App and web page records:
────────────────────────────────────────

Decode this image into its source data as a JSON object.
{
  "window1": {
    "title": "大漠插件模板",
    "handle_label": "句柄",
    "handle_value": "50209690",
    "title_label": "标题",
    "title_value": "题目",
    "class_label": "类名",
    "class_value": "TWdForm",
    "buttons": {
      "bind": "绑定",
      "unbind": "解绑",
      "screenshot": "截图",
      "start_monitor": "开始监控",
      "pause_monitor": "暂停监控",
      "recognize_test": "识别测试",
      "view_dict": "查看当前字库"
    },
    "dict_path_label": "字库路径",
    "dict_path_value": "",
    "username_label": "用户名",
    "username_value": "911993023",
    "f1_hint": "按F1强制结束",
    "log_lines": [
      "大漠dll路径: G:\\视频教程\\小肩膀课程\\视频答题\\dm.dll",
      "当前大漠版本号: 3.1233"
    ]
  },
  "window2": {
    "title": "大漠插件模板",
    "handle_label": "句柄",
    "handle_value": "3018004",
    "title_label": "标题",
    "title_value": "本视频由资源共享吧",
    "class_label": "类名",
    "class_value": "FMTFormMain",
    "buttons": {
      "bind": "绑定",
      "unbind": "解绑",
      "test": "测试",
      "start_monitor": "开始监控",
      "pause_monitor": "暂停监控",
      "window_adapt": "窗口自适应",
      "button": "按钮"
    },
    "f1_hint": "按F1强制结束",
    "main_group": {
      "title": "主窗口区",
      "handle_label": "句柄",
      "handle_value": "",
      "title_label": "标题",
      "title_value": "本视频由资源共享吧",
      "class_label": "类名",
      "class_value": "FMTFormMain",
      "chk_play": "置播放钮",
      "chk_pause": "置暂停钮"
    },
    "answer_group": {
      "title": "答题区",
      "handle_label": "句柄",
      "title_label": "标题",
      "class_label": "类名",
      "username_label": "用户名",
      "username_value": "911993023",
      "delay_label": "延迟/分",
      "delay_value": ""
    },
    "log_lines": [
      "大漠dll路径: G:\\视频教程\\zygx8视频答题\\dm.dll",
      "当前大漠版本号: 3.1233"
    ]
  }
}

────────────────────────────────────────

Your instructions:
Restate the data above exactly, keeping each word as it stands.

Response for this exercise:
Decode this image into its source data as a JSON object.
{
  "window1": {
    "title": "大漠插件模板",
    "handle_label": "句柄",
    "handle_value": "50209690",
    "title_label": "标题",
    "title_value": "题目",
    "class_label": "类名",
    "class_value": "TWdForm",
    "buttons": {
      "bind": "绑定",
      "unbind": "解绑",
      "screenshot": "截图",
      "start_monitor": "开始监控",
      "pause_monitor": "暂停监控",
      "recognize_test": "识别测试",
      "view_dict": "查看当前字库"
    },
    "dict_path_label": "字库路径",
    "dict_path_value": "",
    "username_label": "用户名",
    "username_value": "911993023",
    "f1_hint": "按F1强制结束",
    "log_lines": [
      "大漠dll路径: G:\\视频教程\\小肩膀课程\\视频答题\\dm.dll",
      "当前大漠版本号: 3.1233"
    ]
  },
  "window2": {
    "title": "大漠插件模板",
    "handle_label": "句柄",
    "handle_value": "3018004",
    "title_label": "标题",
    "title_value": "本视频由资源共享吧",
    "class_label": "类名",
    "class_value": "FMTFormMain",
    "buttons": {
      "bind": "绑定",
      "unbind": "解绑",
      "test": "测试",
      "start_monitor": "开始监控",
      "pause_monitor": "暂停监控",
      "window_adapt": "窗口自适应",
      "button": "按钮"
    },
    "f1_hint": "按F1强制结束",
    "main_group": {
      "title": "主窗口区",
      "handle_label": "句柄",
      "handle_value": "",
      "title_label": "标题",
      "title_value": "本视频由资源共享吧",
      "class_label": "类名",
      "class_value": "FMTFormMain",
      "chk_play": "置播放钮",
      "chk_pause": "置暂停钮"
    },
    "answer_group": {
      "title": "答题区",
      "handle_label": "句柄",
      "title_label": "标题",
      "class_label": "类名",
      "username_label": "用户名",
      "username_value": "911993023",
      "delay_label": "延迟/分",
      "delay_value": ""
    },
    "log_lines": [
      "大漠dll路径: G:\\视频教程\\zygx8视频答题\\dm.dll",
      "当前大漠版本号: 3.1233"
    ]
  }
}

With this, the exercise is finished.